But college plans were interrupted by the outbreak of war in 1914. Vera’s brother and his boarding school chums were of a generation and class that expected dutiful service and these were the junior officers in training in a nation convinced the war would be brief and victorious (sound familiar?).
“Testament of Youth” is an account of one woman’s experiences watching the men of her generation go to war – a war she herself served in as a nurse. She watched outgoing, gregarious young men become withdrawn shadows of their former selves, or worse, and she witnessed people back at home who couldn’t begin to imagine even the things she herself had seen, let alone the experiences of the men in countless trenches.
It’s not a happy film to watch, not that it has any reason or cause to be, and it’s a little ponderous in its pacing at times. But it’s a deliberate and slow telling of an awful period – and one too often repeated. These were experiences that shaped Vera Brittain and her outlook on the world, with her later becoming a leading, outspoken pacifist.
I don’t know how accurate the adaptation is and it’s a tough project to tackle in that regard. The film includes several excerpts from letters written between the siblings and their friends, many of which were later published in a separate collection. We’re also watching events through the eyes of a single person, who published her account 15 years after the war ended and who was then told additional facts by others involved – and so, having not read the book, I’m not sure if we’re being given just the book adaptation or an amalgam of source materials. From an after the fact perspective, some of the details of some of the lives being described are only hinted at, but that may be true of the book also.
However, the general tone of the film and its content seem true to the time and Brittain’s involvement. It’s well put together in a theatrical directorial debut by James Kent and features performances by several very recognizable young actors, including Kit Harrington (“Game of Thrones”) as her love interest, Taron Edgerton (“Kingsman: The Secret Service”) as her brother, and Alicia Vikander (“Ex Machina”) as Vera.
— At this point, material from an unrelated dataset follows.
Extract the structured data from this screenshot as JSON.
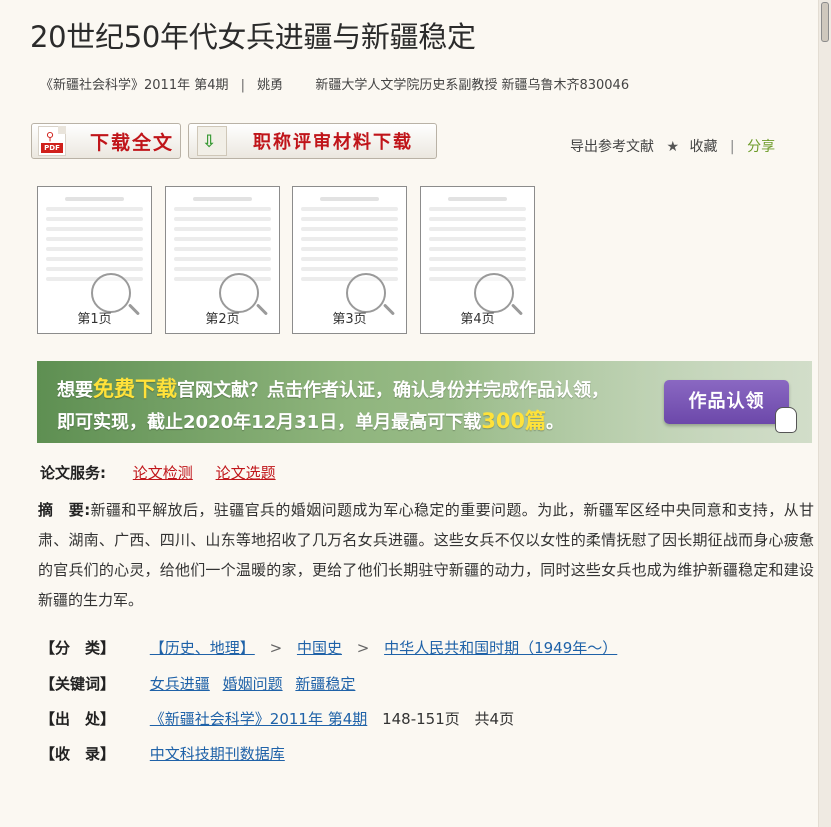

After seeing multiple recent articles about British actors in American roles, it’s odd to see a Swedish born actor playing a very English Vera – and her accent wavers a little on occasion but most likely not enough to worry most ears and not enough to otherwise diminish a fine performance.
“Testament of Youth” is a fine film and an easy pick for history and period drama fans who might not find summer fare at the multiplex quite as appealing.
”The Overnight” is a simple, apparently quite low budget story of a couple who, soon after moving to Los Angeles with their young son, meet the father of a boy of similar age at a park and end up having dinner with him and his wife. But the evening extends and things get a little complicated as various boundaries are tested and broken. With very few locations and fewer complications, it’s essentially a dialog-driven four-character play, showcasing the four actors (with little more than peripheral appearances by anybody else), Adam Scott, Taylor Schilling, Jason Schwartzman, and Judith Godreche. The outcome is a light and fun, slow burning tease. It’s also a neat example of efficient filmmaking, shot quickly, with one house (reportedly Adam Corolla’s) as the setting for the vast majority of the film. It’s not for prudes or those uncomfortable with nudity and it’s a better fit for those who enjoy their comedy slightly awkward rather than big and loud.